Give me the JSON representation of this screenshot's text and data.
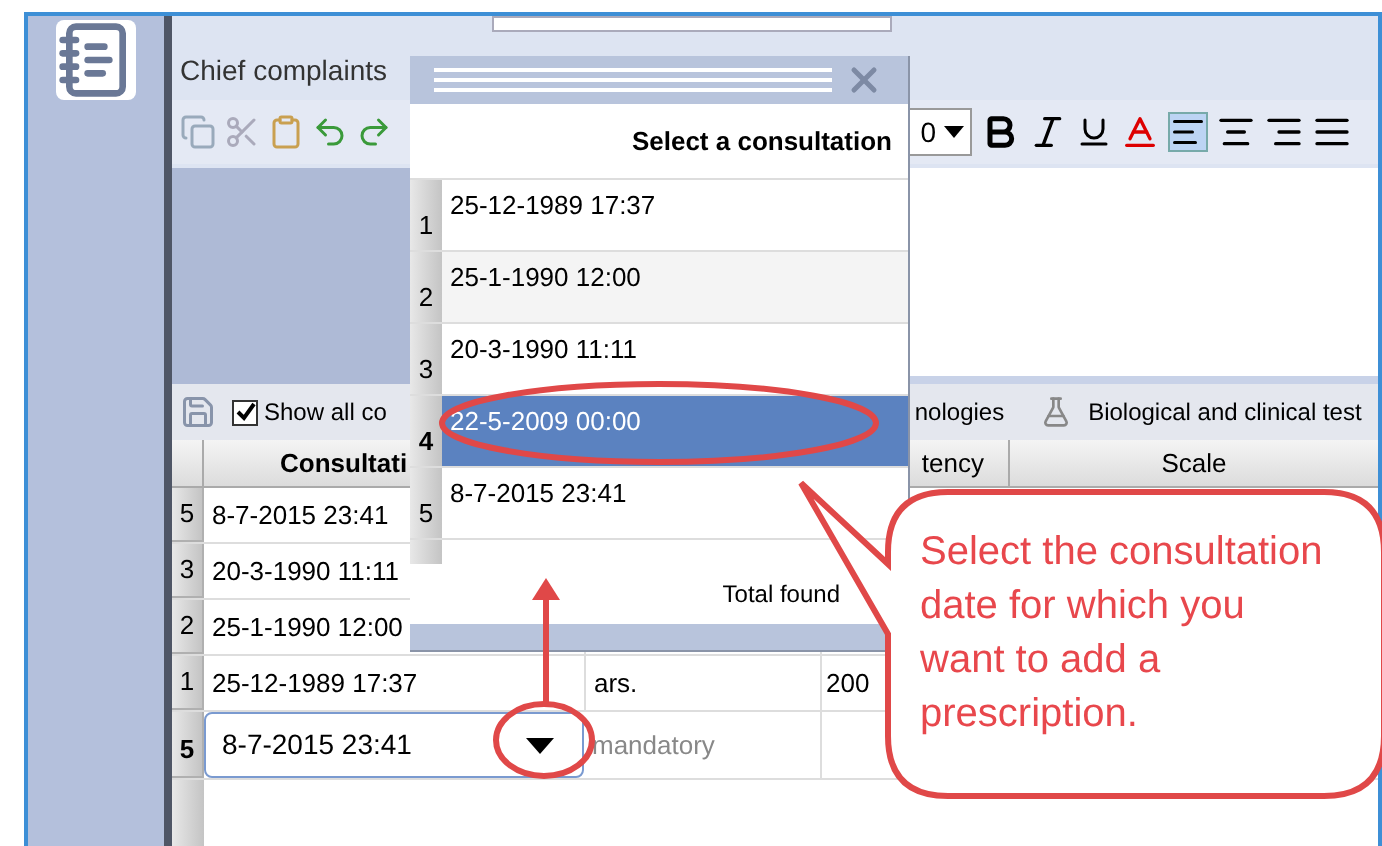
{
  "editor": {
    "label": "Chief complaints",
    "font_size": "0"
  },
  "bar": {
    "show_all": {
      "label": "Show all co",
      "checked": true
    },
    "tabs": [
      {
        "label": "nologies",
        "kind": "plain"
      },
      {
        "label": "Biological and clinical test",
        "kind": "flask"
      }
    ]
  },
  "table": {
    "columns": [
      "Consultati",
      "tency",
      "Scale"
    ],
    "rows": [
      {
        "index": "5",
        "date": "8-7-2015 23:41"
      },
      {
        "index": "3",
        "date": "20-3-1990 11:11"
      },
      {
        "index": "2",
        "date": "25-1-1990 12:00"
      },
      {
        "index": "1",
        "date": "25-12-1989 17:37",
        "column_2": "ars.",
        "column_3": "200"
      }
    ],
    "edit_row": {
      "index": "5",
      "value": "8-7-2015 23:41",
      "placeholder": "mandatory"
    }
  },
  "popup": {
    "title": "Select a consultation",
    "items": [
      {
        "index": "1",
        "date": "25-12-1989 17:37",
        "selected": false
      },
      {
        "index": "2",
        "date": "25-1-1990 12:00",
        "selected": false
      },
      {
        "index": "3",
        "date": "20-3-1990 11:11",
        "selected": false
      },
      {
        "index": "4",
        "date": "22-5-2009 00:00",
        "selected": true
      },
      {
        "index": "5",
        "date": "8-7-2015 23:41",
        "selected": false
      }
    ],
    "footer": "Total found"
  },
  "callout": {
    "text": "Select the consultation date for which you want to add a prescription."
  }
}
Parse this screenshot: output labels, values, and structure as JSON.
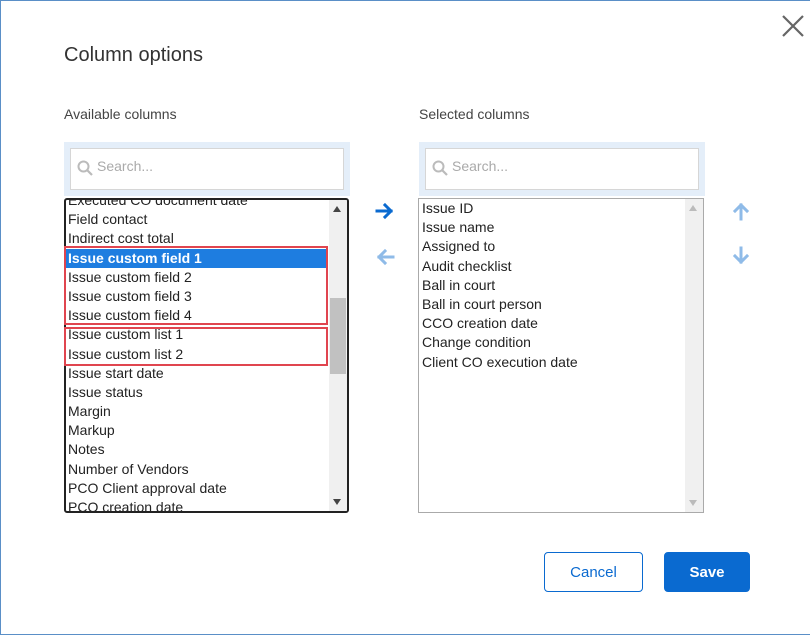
{
  "dialog": {
    "title": "Column options"
  },
  "available": {
    "label": "Available columns",
    "search_placeholder": "Search...",
    "items": [
      "Executed CO document date",
      "Field contact",
      "Indirect cost total",
      "Issue custom field 1",
      "Issue custom field 2",
      "Issue custom field 3",
      "Issue custom field 4",
      "Issue custom list 1",
      "Issue custom list 2",
      "Issue start date",
      "Issue status",
      "Margin",
      "Markup",
      "Notes",
      "Number of Vendors",
      "PCO Client approval date",
      "PCO creation date"
    ],
    "selected_item": "Issue custom field 1"
  },
  "selected": {
    "label": "Selected columns",
    "search_placeholder": "Search...",
    "items": [
      "Issue ID",
      "Issue name",
      "Assigned to",
      "Audit checklist",
      "Ball in court",
      "Ball in court person",
      "CCO creation date",
      "Change condition",
      "Client CO execution date"
    ]
  },
  "buttons": {
    "cancel": "Cancel",
    "save": "Save"
  },
  "colors": {
    "accent": "#0a6ad0",
    "selection": "#1e7de0",
    "highlight_box": "#e0454f",
    "search_bg": "#e4eef9"
  },
  "icons": [
    "close-icon",
    "search-icon",
    "arrow-right-icon",
    "arrow-left-icon",
    "arrow-up-icon",
    "arrow-down-icon"
  ]
}
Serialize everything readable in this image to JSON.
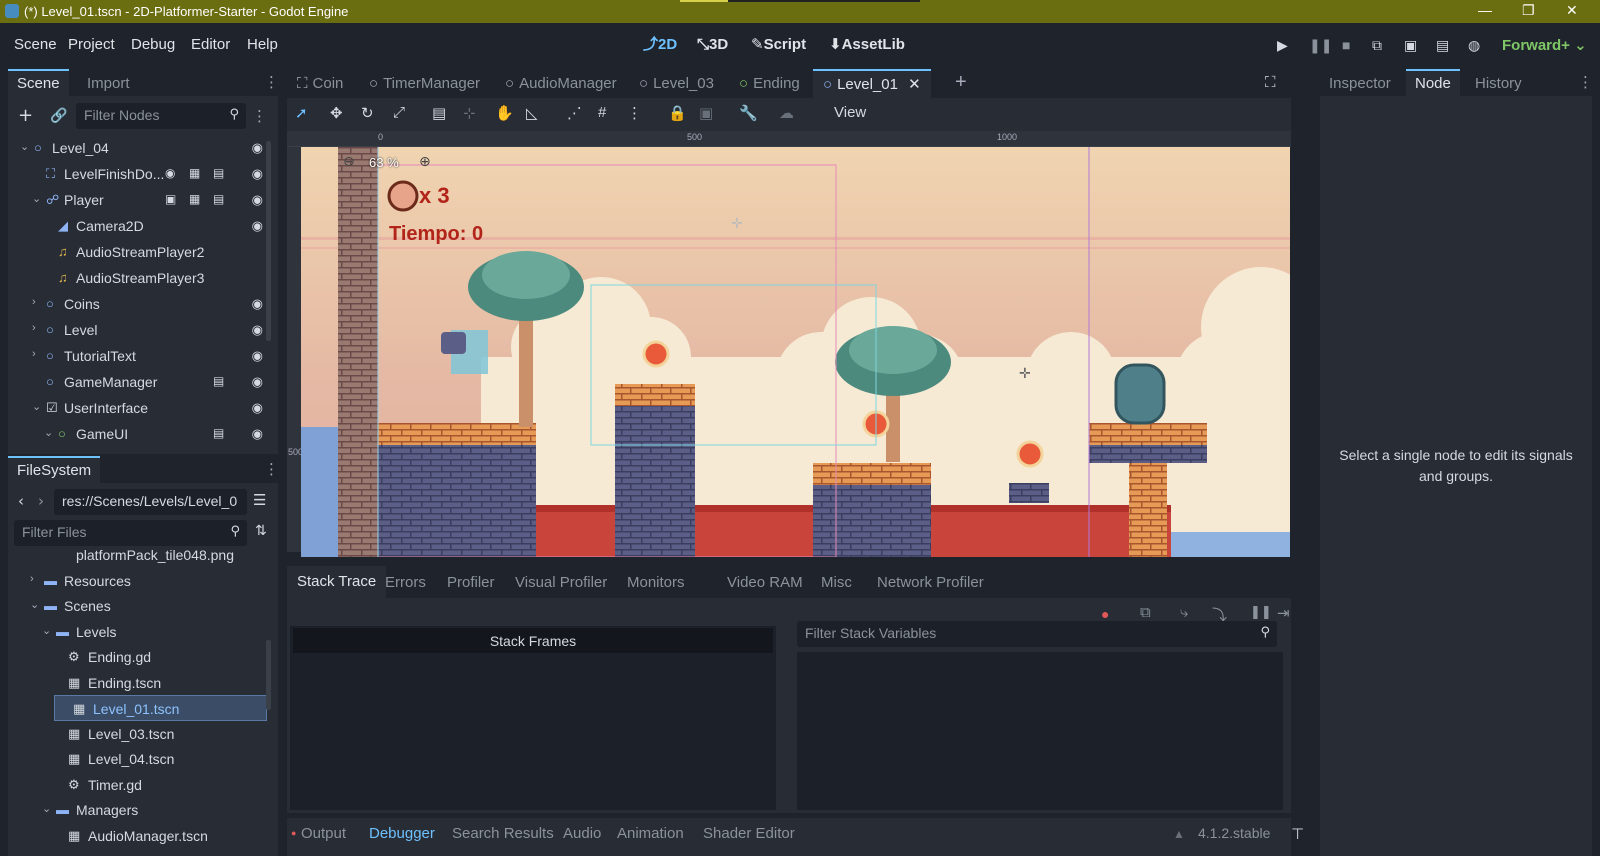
{
  "window": {
    "title": "(*) Level_01.tscn - 2D-Platformer-Starter - Godot Engine",
    "minimize": "—",
    "maximize": "❐",
    "close": "✕"
  },
  "menus": [
    "Scene",
    "Project",
    "Debug",
    "Editor",
    "Help"
  ],
  "modes": [
    {
      "icon": "⤴",
      "label": "2D",
      "active": true
    },
    {
      "icon": "⤡",
      "label": "3D",
      "active": false
    },
    {
      "icon": "✎",
      "label": "Script",
      "active": false
    },
    {
      "icon": "⬇",
      "label": "AssetLib",
      "active": false
    }
  ],
  "run_buttons": [
    "play-icon",
    "pause-icon",
    "stop-icon",
    "remote-debug-icon",
    "play-scene-icon",
    "play-custom-scene-icon",
    "movie-maker-icon"
  ],
  "renderer": "Forward+",
  "scene_dock": {
    "tabs": [
      "Scene",
      "Import"
    ],
    "filter_placeholder": "Filter Nodes",
    "nodes": [
      {
        "label": "Level_04",
        "indent": 0,
        "arrow": "⌄",
        "icon": "○",
        "color": "#8eb4f5",
        "extras": [],
        "eye": true
      },
      {
        "label": "LevelFinishDo...",
        "indent": 1,
        "arrow": "",
        "icon": "⛶",
        "color": "#8eb4f5",
        "extras": [
          "◉",
          "▦",
          "▤"
        ],
        "eye": true
      },
      {
        "label": "Player",
        "indent": 1,
        "arrow": "⌄",
        "icon": "☍",
        "color": "#8eb4f5",
        "extras": [
          "▣",
          "▦",
          "▤"
        ],
        "eye": true
      },
      {
        "label": "Camera2D",
        "indent": 2,
        "arrow": "",
        "icon": "◢",
        "color": "#8eb4f5",
        "extras": [],
        "eye": true
      },
      {
        "label": "AudioStreamPlayer2",
        "indent": 2,
        "arrow": "",
        "icon": "♫",
        "color": "#e0b34c",
        "extras": [],
        "eye": false
      },
      {
        "label": "AudioStreamPlayer3",
        "indent": 2,
        "arrow": "",
        "icon": "♫",
        "color": "#e0b34c",
        "extras": [],
        "eye": false
      },
      {
        "label": "Coins",
        "indent": 1,
        "arrow": "›",
        "icon": "○",
        "color": "#8eb4f5",
        "extras": [],
        "eye": true
      },
      {
        "label": "Level",
        "indent": 1,
        "arrow": "›",
        "icon": "○",
        "color": "#8eb4f5",
        "extras": [],
        "eye": true
      },
      {
        "label": "TutorialText",
        "indent": 1,
        "arrow": "›",
        "icon": "○",
        "color": "#8eb4f5",
        "extras": [],
        "eye": true
      },
      {
        "label": "GameManager",
        "indent": 1,
        "arrow": "",
        "icon": "○",
        "color": "#8eb4f5",
        "extras": [
          "▤"
        ],
        "eye": true
      },
      {
        "label": "UserInterface",
        "indent": 1,
        "arrow": "⌄",
        "icon": "☑",
        "color": "#d6dae0",
        "extras": [],
        "eye": true
      },
      {
        "label": "GameUI",
        "indent": 2,
        "arrow": "⌄",
        "icon": "○",
        "color": "#7fc766",
        "extras": [
          "▤"
        ],
        "eye": true
      }
    ]
  },
  "filesystem": {
    "title": "FileSystem",
    "path": "res://Scenes/Levels/Level_0",
    "filter_placeholder": "Filter Files",
    "items": [
      {
        "label": "platformPack_tile048.png",
        "indent": 2,
        "arrow": "",
        "icon": "",
        "selected": false
      },
      {
        "label": "Resources",
        "indent": 1,
        "arrow": "›",
        "icon": "▬",
        "selected": false
      },
      {
        "label": "Scenes",
        "indent": 1,
        "arrow": "⌄",
        "icon": "▬",
        "selected": false
      },
      {
        "label": "Levels",
        "indent": 2,
        "arrow": "⌄",
        "icon": "▬",
        "selected": false
      },
      {
        "label": "Ending.gd",
        "indent": 3,
        "arrow": "",
        "icon": "⚙",
        "selected": false
      },
      {
        "label": "Ending.tscn",
        "indent": 3,
        "arrow": "",
        "icon": "▦",
        "selected": false
      },
      {
        "label": "Level_01.tscn",
        "indent": 3,
        "arrow": "",
        "icon": "▦",
        "selected": true
      },
      {
        "label": "Level_03.tscn",
        "indent": 3,
        "arrow": "",
        "icon": "▦",
        "selected": false
      },
      {
        "label": "Level_04.tscn",
        "indent": 3,
        "arrow": "",
        "icon": "▦",
        "selected": false
      },
      {
        "label": "Timer.gd",
        "indent": 3,
        "arrow": "",
        "icon": "⚙",
        "selected": false
      },
      {
        "label": "Managers",
        "indent": 2,
        "arrow": "⌄",
        "icon": "▬",
        "selected": false
      },
      {
        "label": "AudioManager.tscn",
        "indent": 3,
        "arrow": "",
        "icon": "▦",
        "selected": false
      }
    ]
  },
  "scene_tabs": [
    {
      "label": "Coin",
      "icon": "⛶",
      "active": false
    },
    {
      "label": "TimerManager",
      "icon": "○",
      "active": false
    },
    {
      "label": "AudioManager",
      "icon": "○",
      "active": false
    },
    {
      "label": "Level_03",
      "icon": "○",
      "active": false
    },
    {
      "label": "Ending",
      "icon": "○",
      "active": false
    },
    {
      "label": "Level_01",
      "icon": "○",
      "active": true
    }
  ],
  "toolbar": {
    "view_label": "View",
    "zoom_text": "63 %"
  },
  "ruler": {
    "marks": [
      "0",
      "500",
      "1000"
    ],
    "vmark": "500"
  },
  "game_hud": {
    "coins_text": "x 3",
    "timer_text": "Tiempo: 0"
  },
  "inspector": {
    "tabs": [
      "Inspector",
      "Node",
      "History"
    ],
    "message": "Select a single node to edit its signals and groups."
  },
  "debugger": {
    "tabs": [
      "Stack Trace",
      "Errors",
      "Profiler",
      "Visual Profiler",
      "Monitors",
      "Video RAM",
      "Misc",
      "Network Profiler"
    ],
    "stack_frames_header": "Stack Frames",
    "filter_placeholder": "Filter Stack Variables"
  },
  "bottom_bar": {
    "buttons": [
      {
        "label": "Output",
        "active": false
      },
      {
        "label": "Debugger",
        "active": true
      },
      {
        "label": "Search Results",
        "active": false
      },
      {
        "label": "Audio",
        "active": false
      },
      {
        "label": "Animation",
        "active": false
      },
      {
        "label": "Shader Editor",
        "active": false
      }
    ],
    "version": "4.1.2.stable"
  }
}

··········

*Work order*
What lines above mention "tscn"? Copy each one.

*Task solution*
    "title": "(*) Level_01.tscn - 2D-Platformer-Starter - Godot Engine",
        "label": "Ending.tscn",
        "label": "Level_01.tscn",
        "label": "Level_03.tscn",
        "label": "Level_04.tscn",
        "label": "AudioManager.tscn",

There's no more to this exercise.